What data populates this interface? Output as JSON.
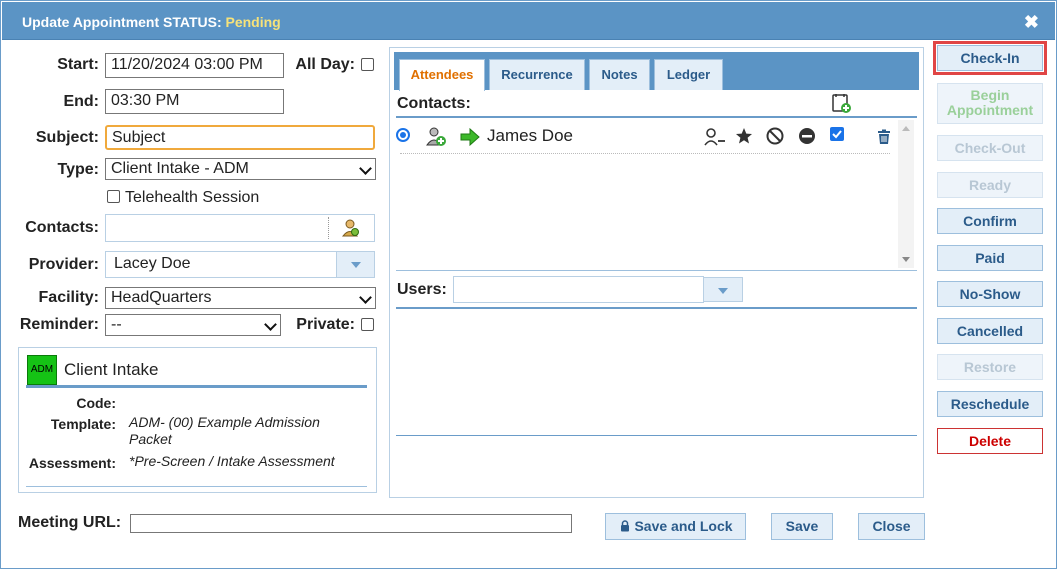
{
  "title": {
    "prefix": "Update Appointment STATUS:",
    "status": "Pending"
  },
  "form": {
    "start_label": "Start:",
    "start_value": "11/20/2024 03:00 PM",
    "allday_label": "All Day:",
    "end_label": "End:",
    "end_value": "03:30 PM",
    "subject_label": "Subject:",
    "subject_value": "Subject",
    "type_label": "Type:",
    "type_value": "Client Intake - ADM",
    "telehealth_label": "Telehealth Session",
    "contacts_label": "Contacts:",
    "provider_label": "Provider:",
    "provider_value": "Lacey Doe",
    "facility_label": "Facility:",
    "facility_value": "HeadQuarters",
    "reminder_label": "Reminder:",
    "reminder_value": "--",
    "private_label": "Private:",
    "meeting_label": "Meeting URL:"
  },
  "card": {
    "badge": "ADM",
    "name": "Client Intake",
    "code_label": "Code:",
    "template_label": "Template:",
    "template_value": "ADM- (00) Example Admission Packet",
    "assessment_label": "Assessment:",
    "assessment_value": "*Pre-Screen / Intake Assessment"
  },
  "tabs": [
    "Attendees",
    "Recurrence",
    "Notes",
    "Ledger"
  ],
  "attendees": {
    "contacts_title": "Contacts:",
    "users_title": "Users:",
    "contact_name": "James Doe"
  },
  "footer": {
    "save_lock": "Save and Lock",
    "save": "Save",
    "close": "Close"
  },
  "actions": [
    "Check-In",
    "Begin Appointment",
    "Check-Out",
    "Ready",
    "Confirm",
    "Paid",
    "No-Show",
    "Cancelled",
    "Restore",
    "Reschedule",
    "Delete"
  ],
  "colors": {
    "accent": "#5b94c5",
    "status": "#f6e27a",
    "adm_badge": "#15c215",
    "delete": "#cc0000"
  }
}
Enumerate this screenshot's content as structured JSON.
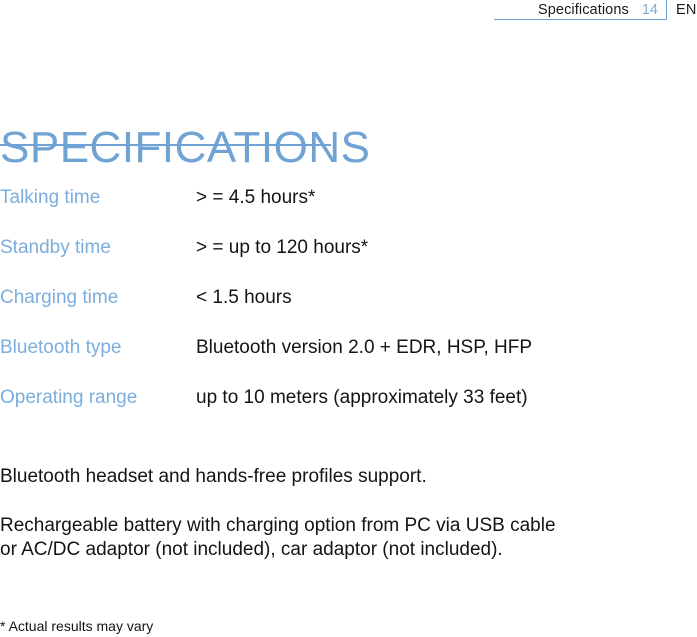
{
  "header": {
    "section_name": "Specifications",
    "page_number": "14",
    "language": "EN",
    "accent_color": "#6FA3D3"
  },
  "title": {
    "text": "SPECIFICATIONS",
    "color": "#6FA3D3"
  },
  "specs": {
    "rows": [
      {
        "label": "Talking time",
        "value": "> = 4.5 hours*"
      },
      {
        "label": "Standby time",
        "value": "> = up to 120 hours*"
      },
      {
        "label": "Charging time",
        "value": "< 1.5 hours"
      },
      {
        "label": "Bluetooth type",
        "value": "Bluetooth version 2.0 + EDR, HSP, HFP"
      },
      {
        "label": "Operating range",
        "value": "up to 10 meters (approximately 33 feet)"
      }
    ]
  },
  "notes": {
    "paragraph_1": "Bluetooth headset and hands-free profiles support.",
    "paragraph_2": "Rechargeable battery with charging option from PC via USB cable\nor AC/DC adaptor (not included), car adaptor (not included)."
  },
  "footnote": {
    "text": "* Actual results may vary"
  }
}
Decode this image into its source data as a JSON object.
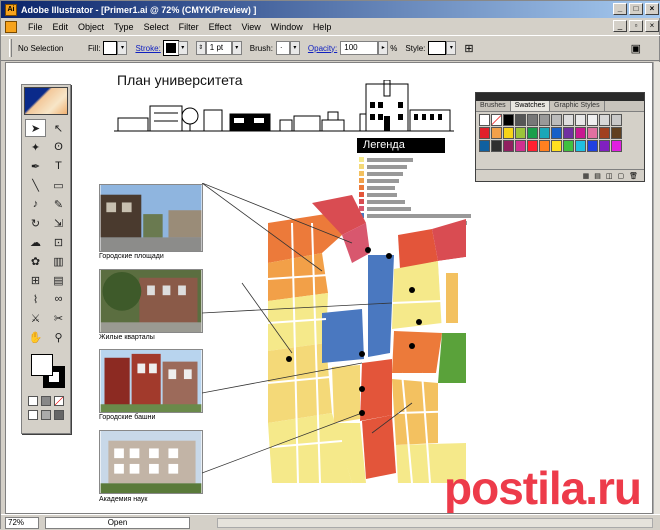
{
  "window": {
    "title": "Adobe Illustrator - [Primer1.ai @ 72% (CMYK/Preview) ]",
    "app_icon": "Ai"
  },
  "menu": [
    "File",
    "Edit",
    "Object",
    "Type",
    "Select",
    "Filter",
    "Effect",
    "View",
    "Window",
    "Help"
  ],
  "control": {
    "selection": "No Selection",
    "fill_label": "Fill:",
    "stroke_label": "Stroke:",
    "stroke_weight": "1 pt",
    "brush_label": "Brush:",
    "opacity_label": "Opacity:",
    "opacity_value": "100",
    "opacity_unit": "%",
    "style_label": "Style:"
  },
  "panel": {
    "tabs": [
      "Brushes",
      "Swatches",
      "Graphic Styles"
    ],
    "active_tab": "Swatches",
    "swatches": [
      "#ffffff",
      "none",
      "#000000",
      "#555555",
      "#777777",
      "#999999",
      "#bbbbbb",
      "#dddddd",
      "#e8e8e8",
      "#f0f0f0",
      "#d8d8d8",
      "#c8c8c8",
      "#e0202a",
      "#f3a04a",
      "#f7d418",
      "#9bc43a",
      "#1a9e4a",
      "#1aa7b8",
      "#1860c8",
      "#7030a0",
      "#c81890",
      "#e070a0",
      "#a04020",
      "#604020",
      "#1060a0",
      "#303030",
      "#902060",
      "#d03090",
      "#ff2030",
      "#ff8020",
      "#ffe020",
      "#40c040",
      "#20c0e0",
      "#2040e0",
      "#8020c0",
      "#e020e0"
    ]
  },
  "artwork": {
    "title": "План университета",
    "legend_title": "Легенда",
    "captions": [
      "Городские площади",
      "Жилые кварталы",
      "Городские башни",
      "Академия наук"
    ]
  },
  "status": {
    "zoom": "72%",
    "state": "Open"
  },
  "watermark": "postila.ru",
  "colors": {
    "title_start": "#0a246a",
    "title_end": "#a6caf0",
    "watermark": "#ed3b4a"
  }
}
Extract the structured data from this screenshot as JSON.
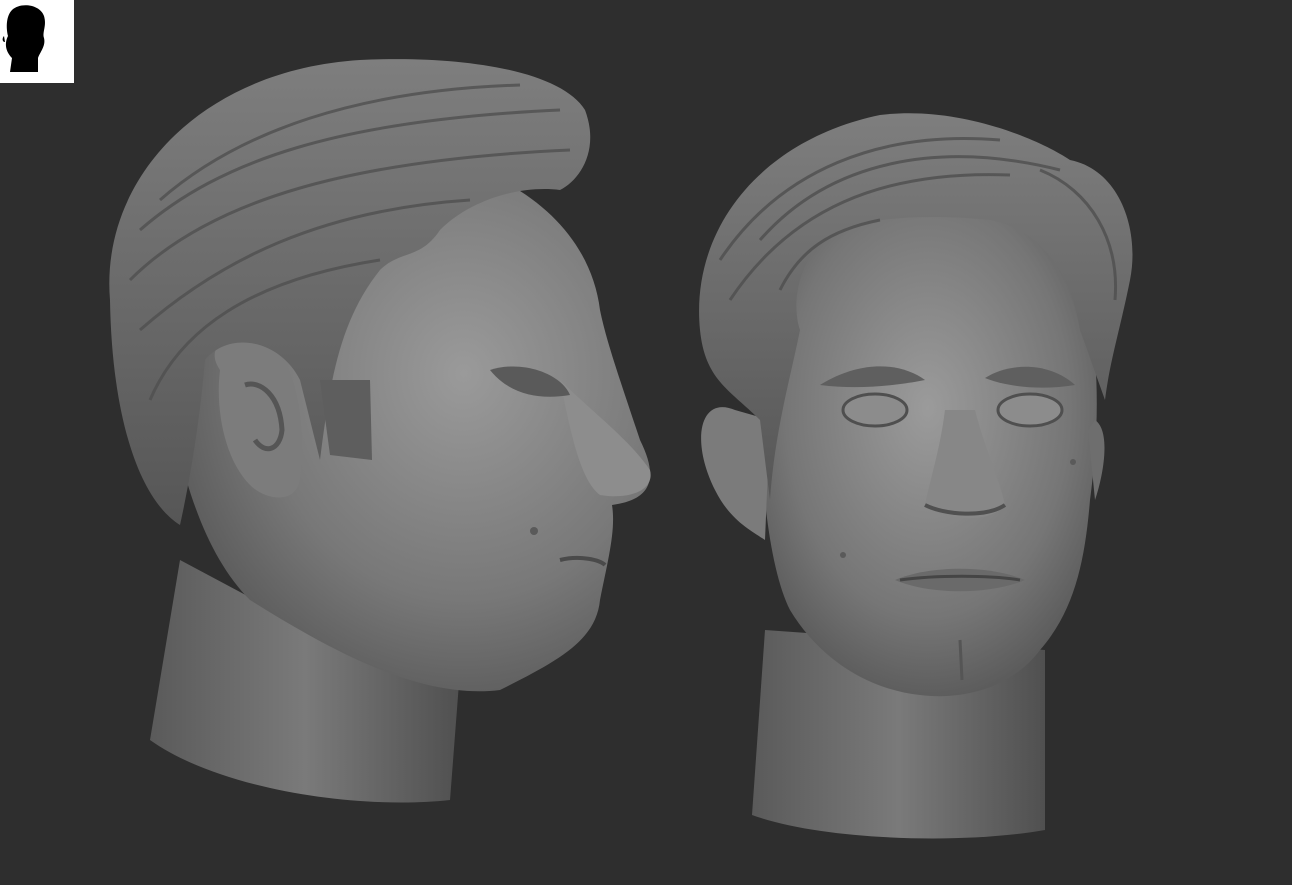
{
  "app": {
    "view": "3d-viewport",
    "background_color": "#2e2e2e",
    "material_color": "#8a8a8a"
  },
  "thumbnail": {
    "icon": "head-silhouette-icon",
    "background_color": "#ffffff",
    "silhouette_color": "#000000"
  },
  "models": [
    {
      "name": "head-profile-view",
      "icon": "sculpted-head-icon"
    },
    {
      "name": "head-front-view",
      "icon": "sculpted-head-icon"
    }
  ]
}
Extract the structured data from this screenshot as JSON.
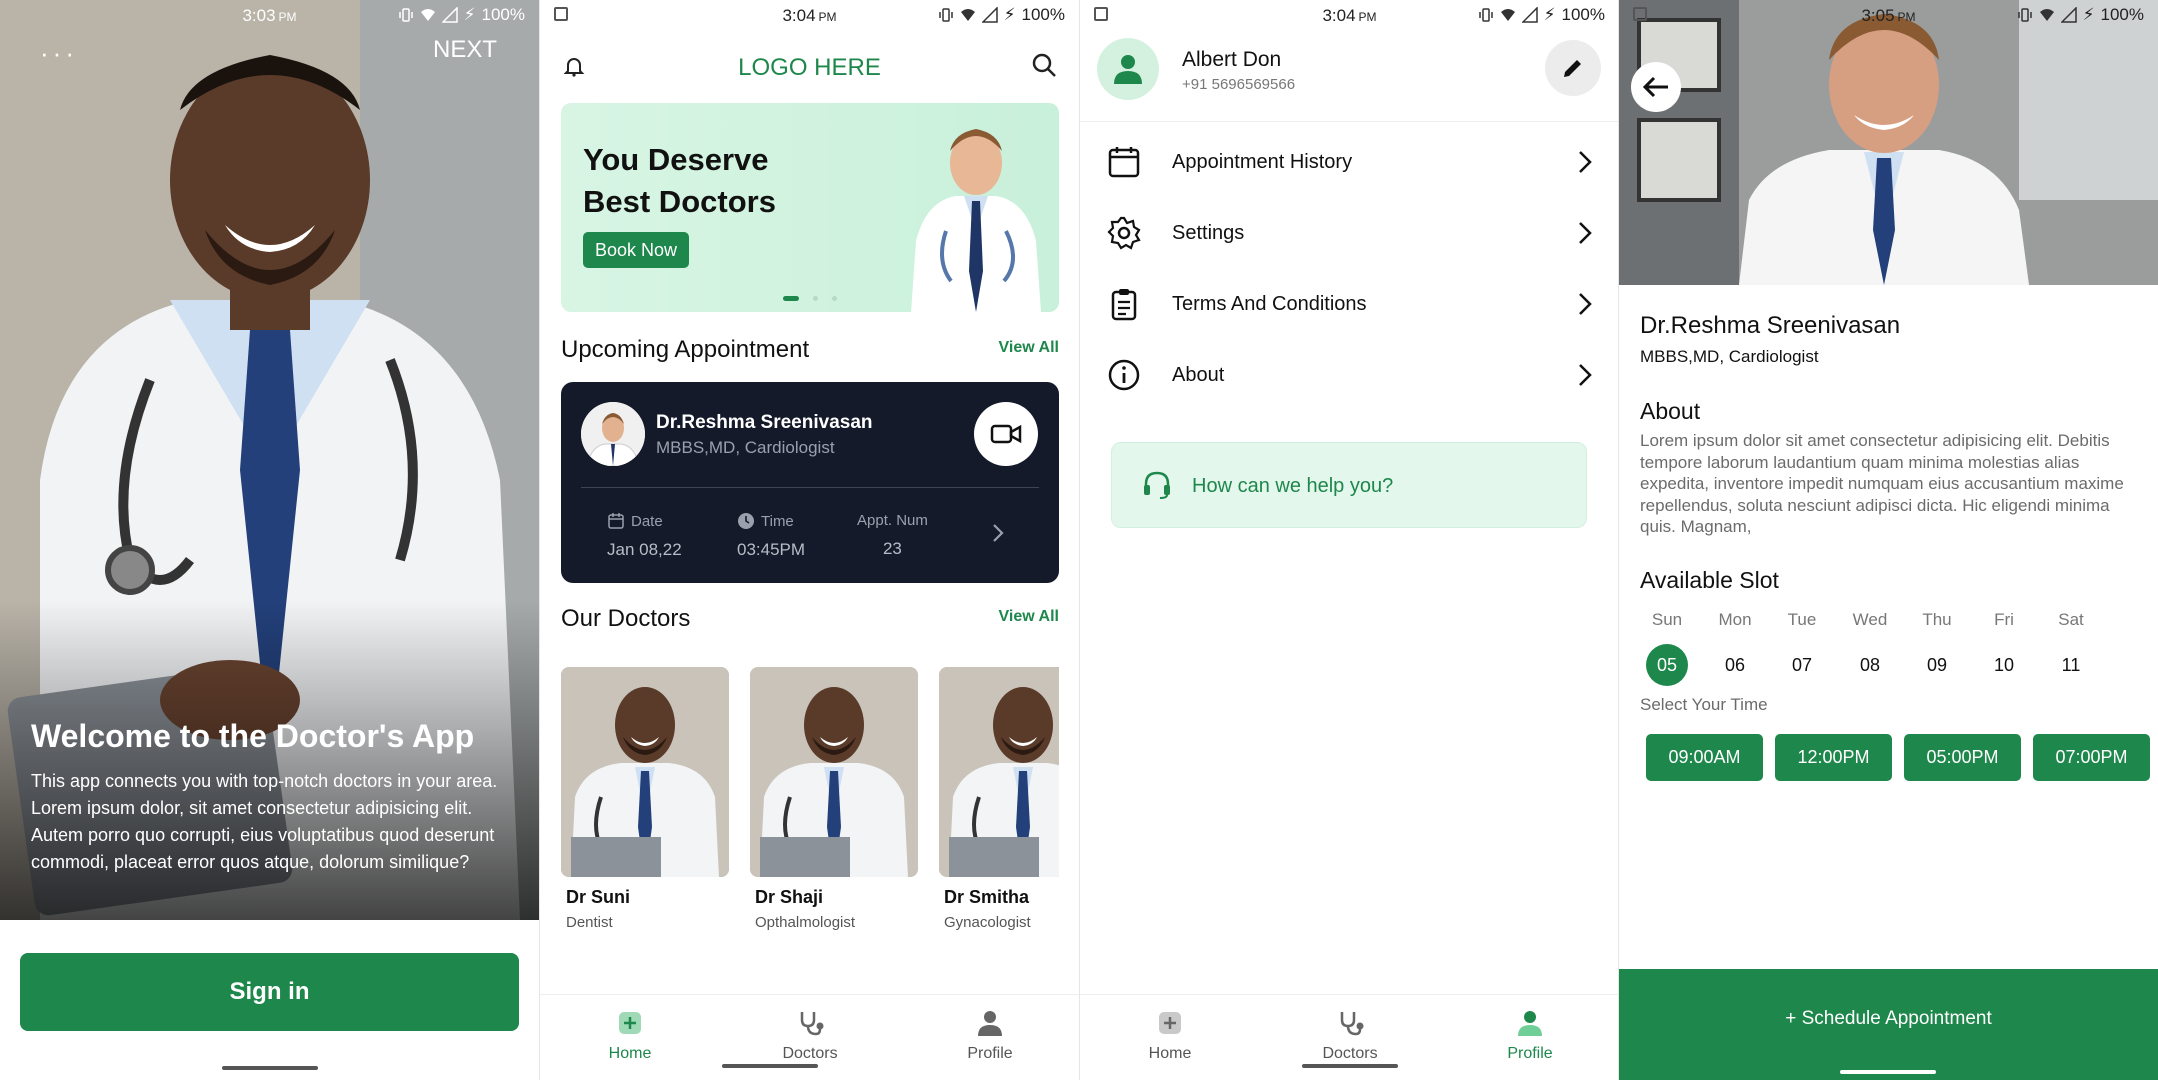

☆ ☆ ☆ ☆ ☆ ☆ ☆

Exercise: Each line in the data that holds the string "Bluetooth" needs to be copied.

Solution to this task:
        "label": "Bluetooth type",
        "value": "Bluetooth version 2.0 + EDR, HSP, HFP"
    "paragraph_1": "Bluetooth headset and hands-free profiles support.",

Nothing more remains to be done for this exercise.